The Power Matters Alliance clearly is attempting to win the wireless charging war through sheer brute force. Placing Powermat chargers in the consumer's face through McDonalds and Starbucks has resulted in glowing press releases and the illusion that Powermat is vastly superior. It's smart marketing, playing to the dream of being able to set your phone on a table while you're getting coffee and have it charge, but ultimately it's deceiving to the consumer when this reality is years away from fruition.

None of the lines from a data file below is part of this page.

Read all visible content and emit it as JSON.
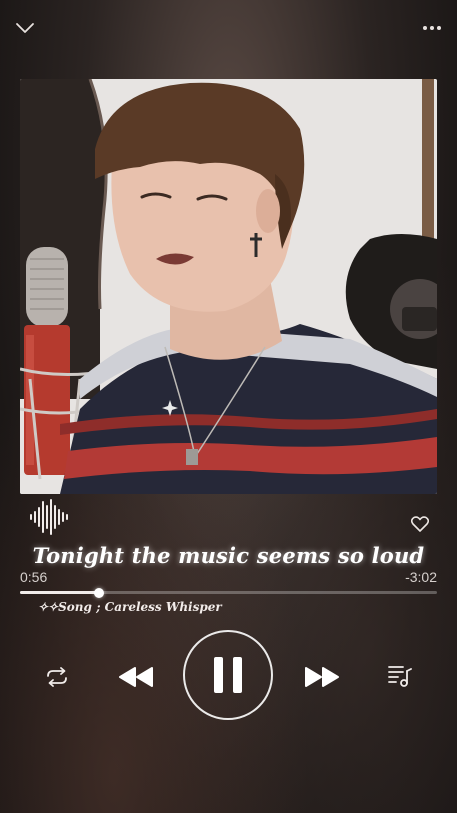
{
  "player": {
    "lyric_line": "Tonight the music seems so loud",
    "elapsed": "0:56",
    "remaining": "-3:02",
    "song_label": "✧✧Song ; Careless Whisper",
    "progress": 0.19
  },
  "icons": {
    "collapse": "chevron-down-icon",
    "menu": "more-icon",
    "wave": "waveform-icon",
    "like": "heart-icon",
    "repeat": "repeat-icon",
    "previous": "rewind-icon",
    "playpause": "pause-icon",
    "next": "fast-forward-icon",
    "queue": "queue-music-icon"
  },
  "colors": {
    "accent": "#ffffff",
    "background": "#2b2422"
  }
}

Though the media primarily focuses on the war between the Power Matters Alliance and the Wireless Power Consortium, there's a third standard that has emerged out of the battleground-- the Alliance for Wireless Power, or "A4WP". Rather than focusing on electromagnetic induction, the primary method of power transfer current Qi and Powermat chargers use, A4WP's Rezence technology uses magnetic resonance to deliver power across distances. An advantage of magnetic resonance charging technology is the ability to provide remote electricity beyond a simple charging mat, potentially throughout whole rooms or venues. The idea of walking into your living room or bedroom and having your phone, still in your pocket, begin to charge is an idea straight out of science fiction. Potential future applications of magnetic resonance power transfer include lightbulbs or other small appliances that can be fixed anywhere in the room, without the need for wires leading to them. Even more exciting, for some home owners, is the prospect of having wirelessly charged smoke detectors that never run out of battery power.
However, A4WP faces the same issues present in the battle between Powermat and Qi-- adoption. In fact, A4WP's Rezence hasn't been developed into a product at all, and early-2014 is the earliest anyone will be able to get their hands on the technology. Fortunately, the smaller A4WP isn't the only standards group to consider magnetic resonance-- Qi plans to incorporate a backwards compatible magnetic resonance based charging platform in a future version of the standard5 and WiTricity's membership to the Power Matters Alliance also indicates magnetic resonance as future direction for Powermat6. The magnetic resonance technology, demonstrated at CES 2014 by the A4WP, is a vital step towards widespread adoption of wireless charging. While traditional induction chargers often require careful placement on a charging pad, the second generation of Qi mats, for example, can transmit power over larger distances and with higher efficiency-- up to 80%5.
But recent news7 indicates that the Alliance for Wireless Power and the Power Matters Alliance have signed a preliminary agreement to work with each others' technologies. This, along with PMA's adoption of WiTricity, will increase difficulties for Qi. While there were previously three competing standards, there are now two.
Ultimately, the war will be won by consumer awareness and adoption-- not technology. While Qi has a head start on integration with phones, A4WP's merger with PMA's standard may lead to interesting solutions in the marketplace. If PMA-A4WP can get a product out in the market--and soon--Qi may be dead in the water.
The Power Matters Alliance currently has over a hundred members 8, including Samsung Electronics, Duracell Powermat, BlackBerry Limited, HTC, Qualcomm, Starbucks, Sony, and others.
The Wireless Power Consotrium has over two hundred members 9, including Samsung Electronics, Energizer, Motorola Mobility, HTC, and others.